St Michael’s, June 23rd 2019
Readings – Matthew 4:18-25; Galatians 1:11-24
Everyone has a different story.
I’d been to Sunday School as a child … sent, not taken … and occasionally went to my Gran’s church as I stayed with her at weekends from time to time. My Mum had taught me to say the Lord’s Prayer – but didn’t explain it. I went to church on and off through to my teens, but didn’t really like the people there very much, and didn’t learn anything about the Bible or hear anything about Jesus, except at Christmas and Easter.
When I was 13, the Gideons visited my school and gave everyone in my year a New Testament and Psalms (in the King James’ version!). Inside was a reading plan … taking you through the New Testament and the Psalms in a year. I was always a good girl, so I began to read as the plan suggested … a short passage every evening at bedtime. I’d read it through more than once before I got bored, and gave up. Just about that time, a friend at school invited me to her church youth group, and at the end of the evening, we had an epilogue – a short talk on becoming or living as a Christian. It all made perfect sense to me, made sense of what I’d been reading … so I asked if I could also go to church with her that Sunday.
I was 16 when I began to go to church regularly. I joined the Christian Union at school; and aged 17 became chairman of the CU committee. I was 18 when my best friend Hazel told me that she was going to be baptised. I asked her what that meant, and she told me that it was a public declaration of faith in Jesus, of trust in his death and resurrection for your sins, and a commitment to follow him in every aspect of your life. I thought to myself that I could say that, so I was baptised too, just before I left school.
So I don’t know precisely when I first believed, but in my baptism, I made a conscious decision that Jesus would be the foundation of my life. I could go on and on about the ups and downs of my Christian experience, but over 40 years later I’m still hanging in there, still reading the Bible, still learning, still struggling to pray – but he is still faithful. And I can’t think of anything I would do differently.
Everyone has a different story.
In our Matthew reading, we heard how Jesus called Simon & Andrew, and James & John to give up everything to go with him. We know from John’s gospel that they already knew Jesus – Andrew had been a disciple of John the Baptist – but this was something more.
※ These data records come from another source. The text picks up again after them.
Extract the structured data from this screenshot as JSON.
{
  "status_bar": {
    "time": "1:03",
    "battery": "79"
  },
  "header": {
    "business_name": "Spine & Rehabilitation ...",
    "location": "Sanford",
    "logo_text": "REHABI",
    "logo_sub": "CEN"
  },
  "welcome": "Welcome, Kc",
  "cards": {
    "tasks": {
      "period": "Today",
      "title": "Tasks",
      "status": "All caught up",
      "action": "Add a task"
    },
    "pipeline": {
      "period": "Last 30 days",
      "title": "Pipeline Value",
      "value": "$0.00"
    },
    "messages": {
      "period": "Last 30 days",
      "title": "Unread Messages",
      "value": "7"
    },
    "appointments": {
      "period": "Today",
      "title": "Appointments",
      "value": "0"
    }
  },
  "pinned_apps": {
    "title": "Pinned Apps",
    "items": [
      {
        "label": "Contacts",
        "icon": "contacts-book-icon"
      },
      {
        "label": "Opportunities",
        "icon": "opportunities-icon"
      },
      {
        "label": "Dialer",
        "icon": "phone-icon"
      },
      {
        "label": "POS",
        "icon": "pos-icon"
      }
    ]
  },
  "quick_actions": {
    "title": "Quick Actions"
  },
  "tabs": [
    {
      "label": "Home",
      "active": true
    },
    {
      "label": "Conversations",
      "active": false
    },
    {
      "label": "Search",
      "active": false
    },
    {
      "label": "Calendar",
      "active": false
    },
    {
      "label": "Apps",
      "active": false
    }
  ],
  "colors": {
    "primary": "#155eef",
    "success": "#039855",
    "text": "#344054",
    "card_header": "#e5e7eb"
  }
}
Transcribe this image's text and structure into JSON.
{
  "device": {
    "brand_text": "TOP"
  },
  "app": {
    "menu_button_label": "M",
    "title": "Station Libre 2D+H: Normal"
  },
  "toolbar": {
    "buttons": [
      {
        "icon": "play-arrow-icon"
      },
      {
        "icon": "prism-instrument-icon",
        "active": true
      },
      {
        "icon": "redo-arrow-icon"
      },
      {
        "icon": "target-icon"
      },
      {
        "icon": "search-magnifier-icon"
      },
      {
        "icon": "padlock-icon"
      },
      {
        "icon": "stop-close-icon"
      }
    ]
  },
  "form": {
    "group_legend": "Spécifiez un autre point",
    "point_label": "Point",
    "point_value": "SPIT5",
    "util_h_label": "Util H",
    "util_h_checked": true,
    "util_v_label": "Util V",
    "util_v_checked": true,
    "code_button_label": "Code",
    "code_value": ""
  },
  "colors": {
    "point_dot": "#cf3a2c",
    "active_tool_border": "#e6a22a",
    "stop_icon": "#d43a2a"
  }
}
Jesus was calling them to leave their trade, their families and their homes, to go with him on the road telling everyone they met the good news of the kingdom of God (v23).
Paul’s story in Galatians 1 is different again. Paul hated Christians. He was a Jewish prodigy, trained by the best Rabbis to uphold the traditions of the Jews … and he was on a mission to destroy those who called Jesus the Saviour because it threatened everything he believed in. You can read the miraculous story of his conversion in Acts 9 – the original Damascus Road experience – a vision of Jesus that led to a sudden, total reversal of all he believed, that turned his world upside down.
Everyone has a different story … think of some of the characters we met recently in the story of Acts … Cornelius who had a vision and called for Peter to come and explain it … Lydia who met Paul at a place of prayer in Philippi and heard his teaching … the Philippian jailer who witnessed Paul & Silas miraculously released from prison … everyone has a different story of coming to believe and trust in Jesus.
But there is one thing that everyone’s story will have in common. Believing in Jesus changes everything.
James, Andrew, Peter and John became itinerant disciples of Jesus. Lydia opened her home as a meeting place for the church family. Paul was called to take the good news of Jesus to the Gentiles. Some will face opposition from family and friends. Others will be called to serve in the local church, or overseas, or to give generously to support those who spend their time in ministry or evangelism. Everyone will want to tell others the good news of Jesus.
Think for a minute about your story … it might help to think about these four questions …
- When did you first start going to church?
- When did you first believe and trust in Jesus?
- What difference does following Jesus make in your day to day life?
- How does belonging to a church family help you follow Jesus?
Everyone has a different story … what’s yours?
At this point in the service, we invited anyone who wanted to, to share their story … either using these four questions, or in their own words. We had a number of different contributions, and would love you to join in by sharing your faith story with us in the comments 🙂